Other views of 'Ikrimah: "He from whom nothing ever has come out, nor normally comes out:" "Who neither eats nor drinks." Views containing the same meaning have been related from Sha'bi and Muhammad bin Ka'b al-Kurazi also.
Suddi: "the one to whom the people turn for obtaining the things they need and for help in hardships. "
Sa'id bin Jubair: "He who is perfect in all his attributes and works."
Rabi' bin Jubair: "He who is immune form every calamity."
Muqatil bin Hayyan: "He who is faultless."
Ibn Kaysan: "He who is exclusive in his attributes."
Hasan Basri and Qatadah: "He who is ever-living and immortal."
Similar views have been related from Mujahid, Ma'mar and Murrat alHamadani also.
Murrat al-Hamadani's another view is : "he who decides whatever he wills and does whatever he wills, without there being anyone to revise his judgement and decision."
Ibrahim Nakha'i: "He to whom the people turn for fulfilment of their desires."
Abu Bakr al-Anbari "There is no difference of opinion among the lexicographers that samad is the chief who has no superior and to whom the people turn for fulfilment of their desires and needs and in connection with other affairs." Similar to it is the view of Az-Zajjjaj, who says "Samad is he in whom leadership has been perfected, and to whom one turns for fulfilment of one's needs and desires."
Now, Iet us consider why Allahu-Ahad has been said in the first sentence and why Allah-us-Samad in this sentence. The word AHAD is exclusively used for AIIah, and for none else. That is why it has been used as AHAD, in the indefinite sense. But since the word Samad is used for creatures also, Allah-us-Samad has been said instead of Allah Samad, which signifies that real and true Samad is Allah alone. If a creature is samad in one sense, it may not be samad in some other sense, for it is mortal, not immortal; it is analyzable and divisible, is compound, its parts can scatter away any time; some creatures are dependent upon it, and upon others it is dependent; its chieftaincy is relative and not absolute; it is superior to certain things and certain other things are superior to it; it can fulfil some desires of some creatures but it is not in the power of any creature to fulfil all the desires of all the creatures.
On the contrary, Allah is perfect in His attributes of Samad in every respect; the whole world is dependent upon Him in its needs, but He is not dependent upon needs; everything in the world turns to Him, consciously or unconsciously, for its survival and for fulfilment of the needs of everyone; He is immortal and Ever-living; He sustains others and is not sustained by anyone; He is Single and Unique, not compound so as to be analysable and divisible; His sovereignty prevails over entire universe and - He is Supreme in every sense.
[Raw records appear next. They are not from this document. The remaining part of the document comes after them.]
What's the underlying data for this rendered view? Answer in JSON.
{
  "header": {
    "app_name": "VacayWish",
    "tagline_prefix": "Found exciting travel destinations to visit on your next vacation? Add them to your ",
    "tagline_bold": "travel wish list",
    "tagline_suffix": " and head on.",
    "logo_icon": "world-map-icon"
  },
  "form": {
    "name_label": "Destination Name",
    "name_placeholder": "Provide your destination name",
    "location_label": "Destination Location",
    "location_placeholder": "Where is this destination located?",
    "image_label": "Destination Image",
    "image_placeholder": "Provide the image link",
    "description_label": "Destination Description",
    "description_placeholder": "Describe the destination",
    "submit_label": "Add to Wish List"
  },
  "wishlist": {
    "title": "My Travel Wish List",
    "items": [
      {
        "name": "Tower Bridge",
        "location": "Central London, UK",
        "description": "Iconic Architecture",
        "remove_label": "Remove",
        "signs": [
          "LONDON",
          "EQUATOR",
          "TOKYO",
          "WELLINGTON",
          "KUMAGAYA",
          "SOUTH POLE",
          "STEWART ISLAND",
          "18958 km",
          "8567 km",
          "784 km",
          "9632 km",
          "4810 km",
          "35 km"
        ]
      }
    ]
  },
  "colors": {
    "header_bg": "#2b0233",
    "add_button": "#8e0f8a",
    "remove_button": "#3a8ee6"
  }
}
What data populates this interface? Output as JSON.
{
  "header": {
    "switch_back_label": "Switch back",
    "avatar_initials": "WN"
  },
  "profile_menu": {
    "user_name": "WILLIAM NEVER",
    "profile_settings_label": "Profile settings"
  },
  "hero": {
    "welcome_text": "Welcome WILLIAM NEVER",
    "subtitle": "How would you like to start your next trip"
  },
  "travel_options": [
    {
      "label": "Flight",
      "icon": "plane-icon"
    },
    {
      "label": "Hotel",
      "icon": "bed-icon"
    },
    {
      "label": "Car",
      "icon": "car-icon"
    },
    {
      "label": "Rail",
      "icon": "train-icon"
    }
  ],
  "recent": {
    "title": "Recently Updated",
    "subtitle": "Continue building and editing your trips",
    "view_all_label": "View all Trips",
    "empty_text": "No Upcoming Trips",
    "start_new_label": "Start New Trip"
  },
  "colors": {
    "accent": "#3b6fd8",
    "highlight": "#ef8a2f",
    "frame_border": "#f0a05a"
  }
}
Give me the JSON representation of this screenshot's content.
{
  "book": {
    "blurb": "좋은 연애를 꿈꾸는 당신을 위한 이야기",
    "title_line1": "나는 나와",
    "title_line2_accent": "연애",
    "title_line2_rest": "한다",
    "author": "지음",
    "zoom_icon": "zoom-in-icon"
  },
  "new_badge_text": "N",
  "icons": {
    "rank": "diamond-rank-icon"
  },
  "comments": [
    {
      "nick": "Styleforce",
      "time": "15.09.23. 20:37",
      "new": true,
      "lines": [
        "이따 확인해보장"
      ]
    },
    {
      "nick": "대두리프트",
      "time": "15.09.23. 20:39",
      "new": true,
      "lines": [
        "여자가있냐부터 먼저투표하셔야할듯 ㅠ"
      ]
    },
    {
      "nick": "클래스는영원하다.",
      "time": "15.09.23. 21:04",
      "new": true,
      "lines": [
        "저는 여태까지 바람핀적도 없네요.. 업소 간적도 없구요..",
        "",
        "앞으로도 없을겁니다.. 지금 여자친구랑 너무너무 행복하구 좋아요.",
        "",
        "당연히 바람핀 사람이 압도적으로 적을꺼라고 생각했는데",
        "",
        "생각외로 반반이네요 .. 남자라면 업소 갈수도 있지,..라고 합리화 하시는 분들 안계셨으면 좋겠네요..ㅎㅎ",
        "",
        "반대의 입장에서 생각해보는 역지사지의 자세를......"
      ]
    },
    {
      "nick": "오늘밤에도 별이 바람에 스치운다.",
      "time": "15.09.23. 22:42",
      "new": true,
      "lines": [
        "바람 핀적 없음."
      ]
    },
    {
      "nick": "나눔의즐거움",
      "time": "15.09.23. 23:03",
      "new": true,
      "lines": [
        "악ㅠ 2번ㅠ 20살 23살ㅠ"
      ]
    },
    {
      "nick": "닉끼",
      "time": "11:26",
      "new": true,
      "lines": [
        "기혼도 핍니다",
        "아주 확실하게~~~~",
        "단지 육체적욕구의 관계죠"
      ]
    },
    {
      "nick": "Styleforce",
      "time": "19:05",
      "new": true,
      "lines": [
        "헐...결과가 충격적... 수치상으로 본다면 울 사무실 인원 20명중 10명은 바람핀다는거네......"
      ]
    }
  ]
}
Therefore, He is not only Samad but As-Samad, i e. the Only and One Being Who is wholly and perfectly qualified with the attribute of samad in the true sense.
Then, since He is As-Samad, it is necessary that He should be Unique, One and Only, for such a being can only be One, which is not dependent upon anyone and upon whom everyone else may be dependent; two or more beings cannot be self-sufficient and fulfillers of the needs of all. Furthermore, His being As-samad also requires that He alone should be the Deity, none else, for no sensible person would worship and serve the one who had no power and authority to fulfil the needs of others. (Tafheemul Quran)
Compiled by Dr. Ishaq Zahid
Aug. 5, 2007